▸ Task requirements:
Every record that follows should appear again in your answer, exactly the same.

-- Task material follows --

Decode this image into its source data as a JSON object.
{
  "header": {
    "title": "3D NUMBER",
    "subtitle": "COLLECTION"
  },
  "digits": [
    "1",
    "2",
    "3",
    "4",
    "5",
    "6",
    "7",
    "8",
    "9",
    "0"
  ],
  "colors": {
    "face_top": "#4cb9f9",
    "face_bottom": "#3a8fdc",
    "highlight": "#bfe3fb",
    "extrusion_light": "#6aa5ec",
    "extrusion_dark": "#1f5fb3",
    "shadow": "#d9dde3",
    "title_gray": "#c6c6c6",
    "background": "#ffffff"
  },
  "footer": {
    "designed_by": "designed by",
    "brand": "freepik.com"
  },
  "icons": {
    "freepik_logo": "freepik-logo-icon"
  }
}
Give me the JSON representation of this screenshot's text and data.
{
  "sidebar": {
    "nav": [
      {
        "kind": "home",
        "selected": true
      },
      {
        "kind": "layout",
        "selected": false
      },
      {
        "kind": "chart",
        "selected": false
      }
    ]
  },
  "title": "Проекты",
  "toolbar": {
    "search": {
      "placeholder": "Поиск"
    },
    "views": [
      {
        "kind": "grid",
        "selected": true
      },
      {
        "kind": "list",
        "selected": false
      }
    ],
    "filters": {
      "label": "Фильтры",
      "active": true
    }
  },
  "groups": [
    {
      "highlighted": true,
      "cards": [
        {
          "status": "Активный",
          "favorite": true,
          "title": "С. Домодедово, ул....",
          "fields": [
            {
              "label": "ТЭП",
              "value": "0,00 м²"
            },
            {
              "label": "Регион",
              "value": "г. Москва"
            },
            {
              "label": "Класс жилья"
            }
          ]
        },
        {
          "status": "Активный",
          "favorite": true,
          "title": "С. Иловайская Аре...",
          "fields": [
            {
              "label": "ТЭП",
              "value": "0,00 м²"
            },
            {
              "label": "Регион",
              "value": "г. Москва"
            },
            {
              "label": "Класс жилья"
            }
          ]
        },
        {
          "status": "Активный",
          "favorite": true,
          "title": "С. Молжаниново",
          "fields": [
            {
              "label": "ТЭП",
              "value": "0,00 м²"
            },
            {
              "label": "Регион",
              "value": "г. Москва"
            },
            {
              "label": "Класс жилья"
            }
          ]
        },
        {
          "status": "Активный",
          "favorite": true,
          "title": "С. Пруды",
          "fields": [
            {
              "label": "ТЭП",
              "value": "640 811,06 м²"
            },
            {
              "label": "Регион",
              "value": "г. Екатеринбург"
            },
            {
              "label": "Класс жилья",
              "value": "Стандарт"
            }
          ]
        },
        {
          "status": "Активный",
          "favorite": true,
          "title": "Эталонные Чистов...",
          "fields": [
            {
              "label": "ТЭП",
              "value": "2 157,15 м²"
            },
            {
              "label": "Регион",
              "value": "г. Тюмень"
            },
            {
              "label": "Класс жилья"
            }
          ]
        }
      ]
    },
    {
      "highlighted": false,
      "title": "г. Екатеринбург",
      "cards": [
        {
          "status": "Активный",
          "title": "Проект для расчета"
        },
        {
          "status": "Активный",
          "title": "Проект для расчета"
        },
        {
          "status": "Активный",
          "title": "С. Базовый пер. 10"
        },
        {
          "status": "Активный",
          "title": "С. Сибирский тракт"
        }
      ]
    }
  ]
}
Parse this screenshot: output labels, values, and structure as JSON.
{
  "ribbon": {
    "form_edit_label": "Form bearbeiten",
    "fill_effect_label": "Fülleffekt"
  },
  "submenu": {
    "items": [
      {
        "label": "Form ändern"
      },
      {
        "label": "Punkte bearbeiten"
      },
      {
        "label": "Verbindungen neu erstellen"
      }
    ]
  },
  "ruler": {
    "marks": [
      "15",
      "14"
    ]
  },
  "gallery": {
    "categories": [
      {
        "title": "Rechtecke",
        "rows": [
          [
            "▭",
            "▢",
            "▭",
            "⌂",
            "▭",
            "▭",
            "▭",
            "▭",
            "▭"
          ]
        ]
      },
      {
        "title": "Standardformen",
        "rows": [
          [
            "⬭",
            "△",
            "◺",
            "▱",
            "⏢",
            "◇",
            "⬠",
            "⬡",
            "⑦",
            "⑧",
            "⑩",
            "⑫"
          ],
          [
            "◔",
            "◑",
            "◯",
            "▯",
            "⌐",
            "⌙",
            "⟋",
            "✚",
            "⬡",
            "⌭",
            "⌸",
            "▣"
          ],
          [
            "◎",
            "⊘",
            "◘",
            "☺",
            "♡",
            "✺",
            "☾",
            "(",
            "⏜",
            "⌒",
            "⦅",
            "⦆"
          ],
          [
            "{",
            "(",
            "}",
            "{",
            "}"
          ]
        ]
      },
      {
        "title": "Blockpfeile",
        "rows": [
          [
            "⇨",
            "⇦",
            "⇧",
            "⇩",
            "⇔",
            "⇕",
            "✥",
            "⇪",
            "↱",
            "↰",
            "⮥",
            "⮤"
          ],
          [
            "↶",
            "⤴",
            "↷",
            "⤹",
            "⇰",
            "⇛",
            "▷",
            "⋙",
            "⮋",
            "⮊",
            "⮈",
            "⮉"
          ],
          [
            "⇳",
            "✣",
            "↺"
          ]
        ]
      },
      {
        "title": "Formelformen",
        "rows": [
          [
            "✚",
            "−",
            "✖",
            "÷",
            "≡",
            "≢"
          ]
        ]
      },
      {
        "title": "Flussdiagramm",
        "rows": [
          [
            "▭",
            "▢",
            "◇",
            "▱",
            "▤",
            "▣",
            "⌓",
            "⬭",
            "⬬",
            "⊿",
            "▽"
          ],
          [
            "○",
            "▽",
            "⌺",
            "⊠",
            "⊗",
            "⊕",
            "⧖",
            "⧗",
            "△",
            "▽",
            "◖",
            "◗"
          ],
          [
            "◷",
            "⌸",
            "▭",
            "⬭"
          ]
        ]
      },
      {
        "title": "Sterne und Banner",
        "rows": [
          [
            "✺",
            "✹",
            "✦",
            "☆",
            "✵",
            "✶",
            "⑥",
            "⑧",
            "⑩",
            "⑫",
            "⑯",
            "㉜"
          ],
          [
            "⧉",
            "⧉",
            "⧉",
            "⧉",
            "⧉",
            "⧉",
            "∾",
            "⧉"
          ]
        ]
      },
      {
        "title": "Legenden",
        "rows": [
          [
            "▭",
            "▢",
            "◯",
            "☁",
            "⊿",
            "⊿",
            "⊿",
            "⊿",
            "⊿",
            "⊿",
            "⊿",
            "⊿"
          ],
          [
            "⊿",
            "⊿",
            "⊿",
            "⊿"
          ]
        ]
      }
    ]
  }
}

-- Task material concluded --

▸ Exercise output:
Decode this image into its source data as a JSON object.
{
  "header": {
    "title": "3D NUMBER",
    "subtitle": "COLLECTION"
  },
  "digits": [
    "1",
    "2",
    "3",
    "4",
    "5",
    "6",
    "7",
    "8",
    "9",
    "0"
  ],
  "colors": {
    "face_top": "#4cb9f9",
    "face_bottom": "#3a8fdc",
    "highlight": "#bfe3fb",
    "extrusion_light": "#6aa5ec",
    "extrusion_dark": "#1f5fb3",
    "shadow": "#d9dde3",
    "title_gray": "#c6c6c6",
    "background": "#ffffff"
  },
  "footer": {
    "designed_by": "designed by",
    "brand": "freepik.com"
  },
  "icons": {
    "freepik_logo": "freepik-logo-icon"
  }
}
Give me the JSON representation of this screenshot's text and data.
{
  "sidebar": {
    "nav": [
      {
        "kind": "home",
        "selected": true
      },
      {
        "kind": "layout",
        "selected": false
      },
      {
        "kind": "chart",
        "selected": false
      }
    ]
  },
  "title": "Проекты",
  "toolbar": {
    "search": {
      "placeholder": "Поиск"
    },
    "views": [
      {
        "kind": "grid",
        "selected": true
      },
      {
        "kind": "list",
        "selected": false
      }
    ],
    "filters": {
      "label": "Фильтры",
      "active": true
    }
  },
  "groups": [
    {
      "highlighted": true,
      "cards": [
        {
          "status": "Активный",
          "favorite": true,
          "title": "С. Домодедово, ул....",
          "fields": [
            {
              "label": "ТЭП",
              "value": "0,00 м²"
            },
            {
              "label": "Регион",
              "value": "г. Москва"
            },
            {
              "label": "Класс жилья"
            }
          ]
        },
        {
          "status": "Активный",
          "favorite": true,
          "title": "С. Иловайская Аре...",
          "fields": [
            {
              "label": "ТЭП",
              "value": "0,00 м²"
            },
            {
              "label": "Регион",
              "value": "г. Москва"
            },
            {
              "label": "Класс жилья"
            }
          ]
        },
        {
          "status": "Активный",
          "favorite": true,
          "title": "С. Молжаниново",
          "fields": [
            {
              "label": "ТЭП",
              "value": "0,00 м²"
            },
            {
              "label": "Регион",
              "value": "г. Москва"
            },
            {
              "label": "Класс жилья"
            }
          ]
        },
        {
          "status": "Активный",
          "favorite": true,
          "title": "С. Пруды",
          "fields": [
            {
              "label": "ТЭП",
              "value": "640 811,06 м²"
            },
            {
              "label": "Регион",
              "value": "г. Екатеринбург"
            },
            {
              "label": "Класс жилья",
              "value": "Стандарт"
            }
          ]
        },
        {
          "status": "Активный",
          "favorite": true,
          "title": "Эталонные Чистов...",
          "fields": [
            {
              "label": "ТЭП",
              "value": "2 157,15 м²"
            },
            {
              "label": "Регион",
              "value": "г. Тюмень"
            },
            {
              "label": "Класс жилья"
            }
          ]
        }
      ]
    },
    {
      "highlighted": false,
      "title": "г. Екатеринбург",
      "cards": [
        {
          "status": "Активный",
          "title": "Проект для расчета"
        },
        {
          "status": "Активный",
          "title": "Проект для расчета"
        },
        {
          "status": "Активный",
          "title": "С. Базовый пер. 10"
        },
        {
          "status": "Активный",
          "title": "С. Сибирский тракт"
        }
      ]
    }
  ]
}
Parse this screenshot: output labels, values, and structure as JSON.
{
  "ribbon": {
    "form_edit_label": "Form bearbeiten",
    "fill_effect_label": "Fülleffekt"
  },
  "submenu": {
    "items": [
      {
        "label": "Form ändern"
      },
      {
        "label": "Punkte bearbeiten"
      },
      {
        "label": "Verbindungen neu erstellen"
      }
    ]
  },
  "ruler": {
    "marks": [
      "15",
      "14"
    ]
  },
  "gallery": {
    "categories": [
      {
        "title": "Rechtecke",
        "rows": [
          [
            "▭",
            "▢",
            "▭",
            "⌂",
            "▭",
            "▭",
            "▭",
            "▭",
            "▭"
          ]
        ]
      },
      {
        "title": "Standardformen",
        "rows": [
          [
            "⬭",
            "△",
            "◺",
            "▱",
            "⏢",
            "◇",
            "⬠",
            "⬡",
            "⑦",
            "⑧",
            "⑩",
            "⑫"
          ],
          [
            "◔",
            "◑",
            "◯",
            "▯",
            "⌐",
            "⌙",
            "⟋",
            "✚",
            "⬡",
            "⌭",
            "⌸",
            "▣"
          ],
          [
            "◎",
            "⊘",
            "◘",
            "☺",
            "♡",
            "✺",
            "☾",
            "(",
            "⏜",
            "⌒",
            "⦅",
            "⦆"
          ],
          [
            "{",
            "(",
            "}",
            "{",
            "}"
          ]
        ]
      },
      {
        "title": "Blockpfeile",
        "rows": [
          [
            "⇨",
            "⇦",
            "⇧",
            "⇩",
            "⇔",
            "⇕",
            "✥",
            "⇪",
            "↱",
            "↰",
            "⮥",
            "⮤"
          ],
          [
            "↶",
            "⤴",
            "↷",
            "⤹",
            "⇰",
            "⇛",
            "▷",
            "⋙",
            "⮋",
            "⮊",
            "⮈",
            "⮉"
          ],
          [
            "⇳",
            "✣",
            "↺"
          ]
        ]
      },
      {
        "title": "Formelformen",
        "rows": [
          [
            "✚",
            "−",
            "✖",
            "÷",
            "≡",
            "≢"
          ]
        ]
      },
      {
        "title": "Flussdiagramm",
        "rows": [
          [
            "▭",
            "▢",
            "◇",
            "▱",
            "▤",
            "▣",
            "⌓",
            "⬭",
            "⬬",
            "⊿",
            "▽"
          ],
          [
            "○",
            "▽",
            "⌺",
            "⊠",
            "⊗",
            "⊕",
            "⧖",
            "⧗",
            "△",
            "▽",
            "◖",
            "◗"
          ],
          [
            "◷",
            "⌸",
            "▭",
            "⬭"
          ]
        ]
      },
      {
        "title": "Sterne und Banner",
        "rows": [
          [
            "✺",
            "✹",
            "✦",
            "☆",
            "✵",
            "✶",
            "⑥",
            "⑧",
            "⑩",
            "⑫",
            "⑯",
            "㉜"
          ],
          [
            "⧉",
            "⧉",
            "⧉",
            "⧉",
            "⧉",
            "⧉",
            "∾",
            "⧉"
          ]
        ]
      },
      {
        "title": "Legenden",
        "rows": [
          [
            "▭",
            "▢",
            "◯",
            "☁",
            "⊿",
            "⊿",
            "⊿",
            "⊿",
            "⊿",
            "⊿",
            "⊿",
            "⊿"
          ],
          [
            "⊿",
            "⊿",
            "⊿",
            "⊿"
          ]
        ]
      }
    ]
  }
}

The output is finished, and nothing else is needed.